Toxicity and fate in the terrestrial environment
It is very important to carefully consider the content of organic carbon in both soil and sediment. Organic carbon can influence organism health, and can also affect test substance bioavailability. In many tests, it is necessary to allow equilibration of the test substance spiked to the soil or sediment for several days to mimic environmentally relevant aging conditions.
Examples of organisms commonly used in terrestrial toxicity tests
- Plants (e.g. lettuce, radish, rye grass)
- Worms (earthworms, oligochaetes)
Ecotoxicity assessment relies on a number of
defined tests on sediments and soil
Sediment toxicity tests
Sediment tests are primarily performed on invertebrates which will either burrow into, or ingest sediment, and as with aquatic tests, employ standard test protocols developed for a wide variety of different species including amphipods, insects, worms and oligochaetes. Control (clean artificial or natural) sediment can be spiked with a test chemical, or a contaminated natural sediment can be tested.

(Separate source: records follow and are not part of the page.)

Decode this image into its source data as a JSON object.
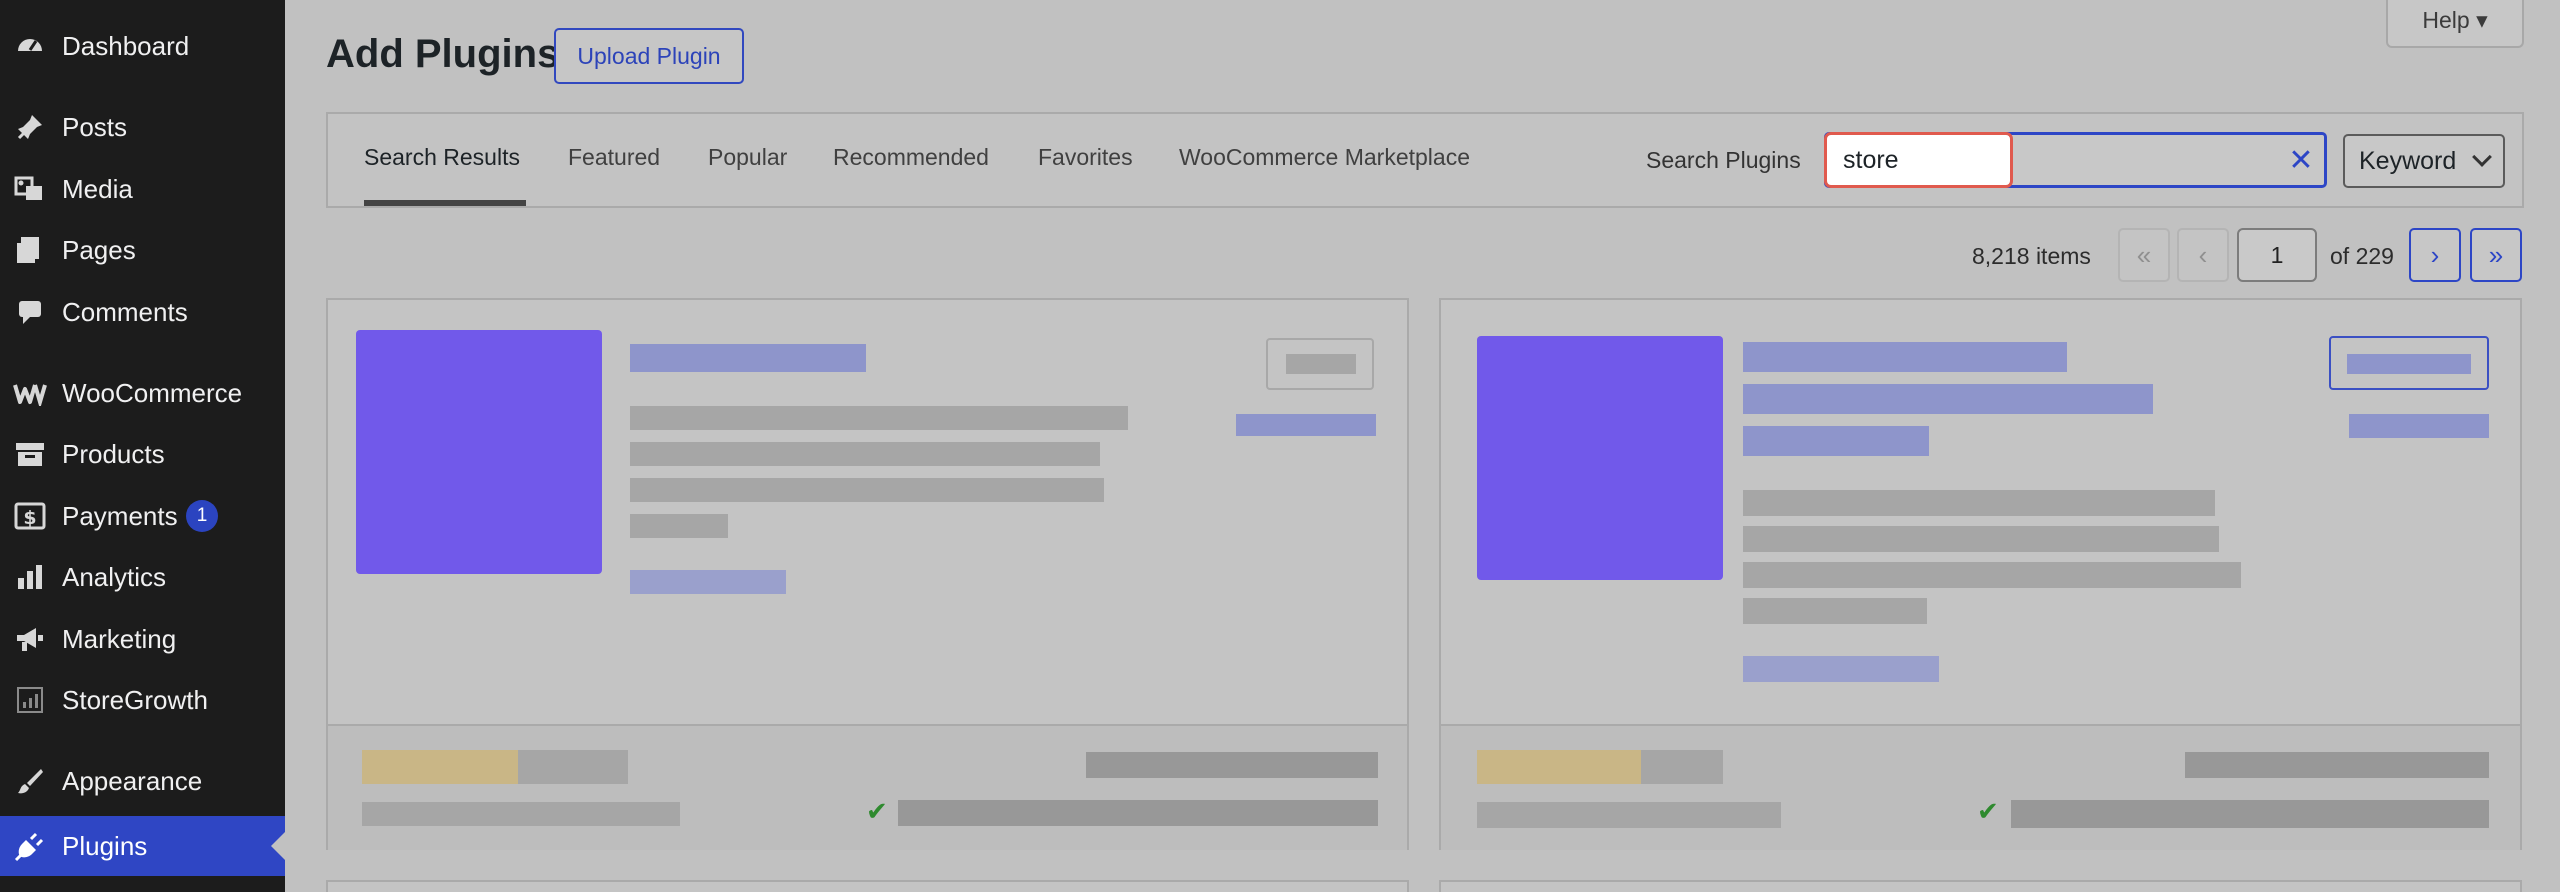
{
  "sidebar": {
    "items": [
      {
        "label": "Dashboard",
        "icon": "dashboard-icon"
      },
      {
        "label": "Posts",
        "icon": "pin-icon"
      },
      {
        "label": "Media",
        "icon": "media-icon"
      },
      {
        "label": "Pages",
        "icon": "pages-icon"
      },
      {
        "label": "Comments",
        "icon": "comment-icon"
      },
      {
        "label": "WooCommerce",
        "icon": "woo-icon"
      },
      {
        "label": "Products",
        "icon": "archive-icon"
      },
      {
        "label": "Payments",
        "icon": "dollar-icon",
        "badge": "1"
      },
      {
        "label": "Analytics",
        "icon": "bar-chart-icon"
      },
      {
        "label": "Marketing",
        "icon": "megaphone-icon"
      },
      {
        "label": "StoreGrowth",
        "icon": "storegrowth-icon"
      },
      {
        "label": "Appearance",
        "icon": "brush-icon"
      },
      {
        "label": "Plugins",
        "icon": "plug-icon",
        "active": true
      }
    ]
  },
  "header": {
    "title": "Add Plugins",
    "upload_label": "Upload Plugin",
    "help_label": "Help ▾"
  },
  "filter": {
    "tabs": [
      "Search Results",
      "Featured",
      "Popular",
      "Recommended",
      "Favorites",
      "WooCommerce Marketplace"
    ],
    "current_tab": "Search Results",
    "search_label": "Search Plugins",
    "search_value": "store",
    "clear_glyph": "✕",
    "search_type": "Keyword"
  },
  "pagination": {
    "items": "8,218 items",
    "first": "«",
    "prev": "‹",
    "current": "1",
    "of_total": "of 229",
    "next": "›",
    "last": "»"
  },
  "colors": {
    "accent": "#2f46c4",
    "highlight": "#e05a4e",
    "plugin_thumb": "#7159ea",
    "sidebar_bg": "#1c1c1c"
  },
  "cards": {
    "check_glyph": "✔"
  }
}
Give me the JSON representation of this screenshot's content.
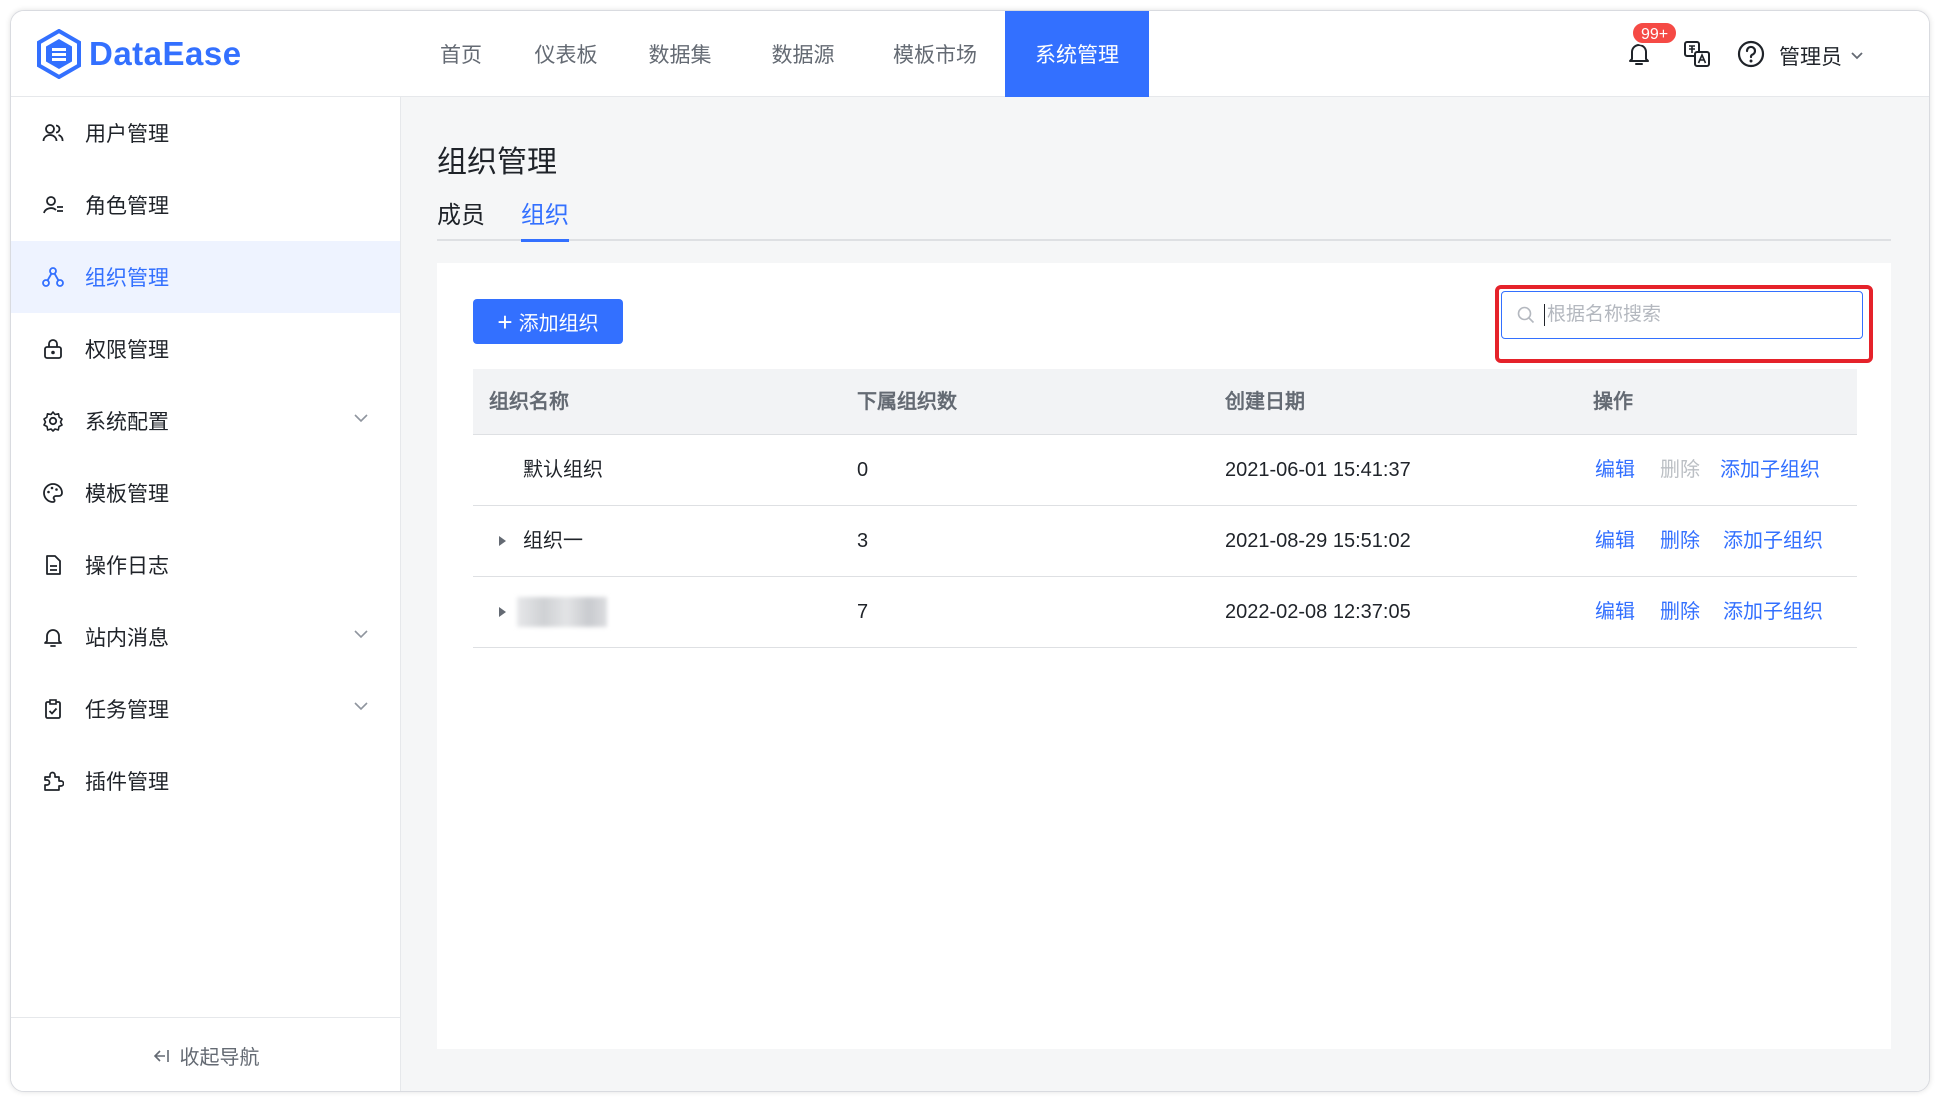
{
  "app": {
    "name": "DataEase",
    "colors": {
      "primary": "#3370ff",
      "danger": "#f54a45",
      "highlight": "#e5222a"
    }
  },
  "header": {
    "nav": [
      {
        "label": "首页"
      },
      {
        "label": "仪表板"
      },
      {
        "label": "数据集"
      },
      {
        "label": "数据源"
      },
      {
        "label": "模板市场"
      },
      {
        "label": "系统管理",
        "active": true
      }
    ],
    "notification_badge": "99+",
    "user": "管理员",
    "icons": [
      "bell-icon",
      "translate-icon",
      "help-icon",
      "chevron-down-icon"
    ]
  },
  "sidebar": {
    "items": [
      {
        "label": "用户管理",
        "icon": "users-icon"
      },
      {
        "label": "角色管理",
        "icon": "role-icon"
      },
      {
        "label": "组织管理",
        "icon": "org-icon",
        "active": true
      },
      {
        "label": "权限管理",
        "icon": "lock-icon"
      },
      {
        "label": "系统配置",
        "icon": "gear-icon",
        "expandable": true
      },
      {
        "label": "模板管理",
        "icon": "palette-icon"
      },
      {
        "label": "操作日志",
        "icon": "document-icon"
      },
      {
        "label": "站内消息",
        "icon": "bell-icon",
        "expandable": true
      },
      {
        "label": "任务管理",
        "icon": "clipboard-icon",
        "expandable": true
      },
      {
        "label": "插件管理",
        "icon": "plugin-icon"
      }
    ],
    "collapse_label": "收起导航"
  },
  "main": {
    "title": "组织管理",
    "tabs": [
      {
        "label": "成员"
      },
      {
        "label": "组织",
        "active": true
      }
    ],
    "add_button": "添加组织",
    "search": {
      "placeholder": "根据名称搜索",
      "value": ""
    },
    "table": {
      "columns": [
        "组织名称",
        "下属组织数",
        "创建日期",
        "操作"
      ],
      "rows": [
        {
          "name": "默认组织",
          "count": "0",
          "created": "2021-06-01 15:41:37",
          "expandable": false,
          "delete_enabled": false
        },
        {
          "name": "组织一",
          "count": "3",
          "created": "2021-08-29 15:51:02",
          "expandable": true,
          "delete_enabled": true
        },
        {
          "name": "",
          "count": "7",
          "created": "2022-02-08 12:37:05",
          "expandable": true,
          "delete_enabled": true,
          "name_redacted": true
        }
      ],
      "actions": {
        "edit": "编辑",
        "delete": "删除",
        "add_child": "添加子组织"
      }
    }
  }
}
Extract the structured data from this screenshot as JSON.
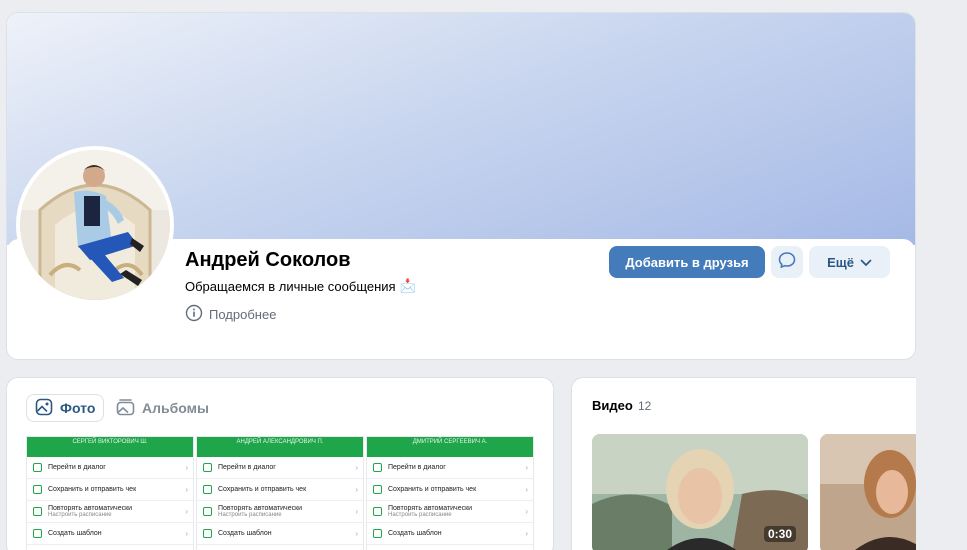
{
  "profile": {
    "name": "Андрей Соколов",
    "status": "Обращаемся в личные сообщения",
    "status_emoji": "📩",
    "more_info": "Подробнее",
    "add_friend": "Добавить в друзья",
    "more": "Ещё"
  },
  "photos": {
    "tab_photos": "Фото",
    "tab_albums": "Альбомы",
    "thumbs": [
      {
        "header": "СЕРГЕЙ ВИКТОРОВИЧ Ш."
      },
      {
        "header": "АНДРЕЙ АЛЕКСАНДРОВИЧ П."
      },
      {
        "header": "ДМИТРИЙ СЕРГЕЕВИЧ А."
      }
    ],
    "rows": {
      "go_dialog": "Перейти в диалог",
      "save_send": "Сохранить и отправить чек",
      "repeat_auto": "Повторять автоматически",
      "repeat_sub": "Настроить расписание",
      "create_template": "Создать шаблон"
    }
  },
  "video": {
    "title": "Видео",
    "count": "12",
    "items": [
      {
        "duration": "0:30"
      },
      {
        "duration": ""
      }
    ]
  },
  "colors": {
    "accent": "#447bba",
    "link": "#2a5885",
    "secondary_bg": "#eaf0f7",
    "page_bg": "#ebedf0",
    "thumb_green": "#1fa54a"
  }
}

Exposures range from 10 to 30 days, with renewal of the overlying water during extended periods. Endpoints evaluated in sediment tests can consist of survival (LC50), growth and development (EC50), and reproduction (egg production and number of young produced).
Terrestrial toxicity tests
As with aquatic toxicity tests, a variety of species have been identified which are used as standard test organisms in terrestrial studies. These studies are focused on plants and animals which live in soil and also on birds (avian). OECD guidelines have been developed for acute toxicity studies using plants (OECD 208), earthworms (OECD 207), and birds (OECD 205). The plant toxicity studies allow the use of a very long list of species, most of which are grains or vegetables of commercial value.
The acute studies relate the concentration of the chemical or diet to the mortality of the test organism or to germination in the case of plants. Chronic guidelines for tests with birds, earthworms and the collembolan Folsomia candida have also been defined. These tests examine the effect of the chemical upon reproduction.
In this section
Basics of flammability
- Chemistry and physics of fire
- Physical properties and flammability limits
- Flash and fire points
- Auto ignition temperature
- Ignitability and minimum ignition energy (MIE)
- Static electricity
Guidelines for safe operations
- Limit the concentration of flammable fluid in air
- Reduce oxygen content
- Eliminate ignition source
- Safe handling of Exxsol™ Pentane
- Safe use and handling of hoses and flexible connections in the solvents industry
- Basics of flammability
Basics of human toxicology
- Key concepts of toxicology
- Toxicity test methods
- Testing for human relevance
- Expression of results
- Animal welfare
- Testing guidelines and GLP
Toxicology studies and data
- ExxonMobil Chemical fluids
- Jayflex™ plasticizers
- Exxal™ alcohols
- ExxonMobil™ neo acids
- ExxonMobil™ higher olefins
Human exposure assessment
- Key concepts
- Assessment methodology
- Occupational exposure assessment
- Consumer exposure assessment
- Community exposure assessment
- VOCs and indoor air quality
- Basics of human toxicology
Basics of ecotoxicology
- Key concepts
- Physicochemical properties of substances
- Standardized laboratory testing
- Toxicity and fate in the aquatic environment
- Toxicity and fate in the terrestrial environment
- Environmental exposure assessment
- VOCs and outdoor air quality
- Basics of ecotoxicology
- Safety data sheets
Single or short-lived, possibly severe, cf. chronic.
The adverse effect resulting from a brief or single exposure to a material.
Pertaining to birds.
The availability of a material in a medium for use in biological processes ; may be less than its total physical availability, if not fully soluble.
Repeated or prolonged, cf. acute.
The concentration of a material in an exposure medium (air or water) which, over a specified period of time, will produce a specific effect or endpoin... Read more
The capacity of a material or process to adversely affect the environmental species, populations or ecosystems.
A biological change caused by, or related to, an exposure.
The concentration of a material in an exposure medium (air or water) which, over a specified period of time, will kill 50% of an exposed species.
Organization for Economic Co-operation and Development
The probability that harm will occur as a consequence of exposure during use of a chemical, physical or biological agent.
The identification and analysis of the hazards, likely or actual exposures thereto, and the subsequent risks, to which a population or ecosystem is or... Read more
A chemical element or its compounds in its natural state or obtained by any production process.
The capacity of a material or process to affect human health or the environment ; the inherent properties of a chemical, physical or biological agent ... Read more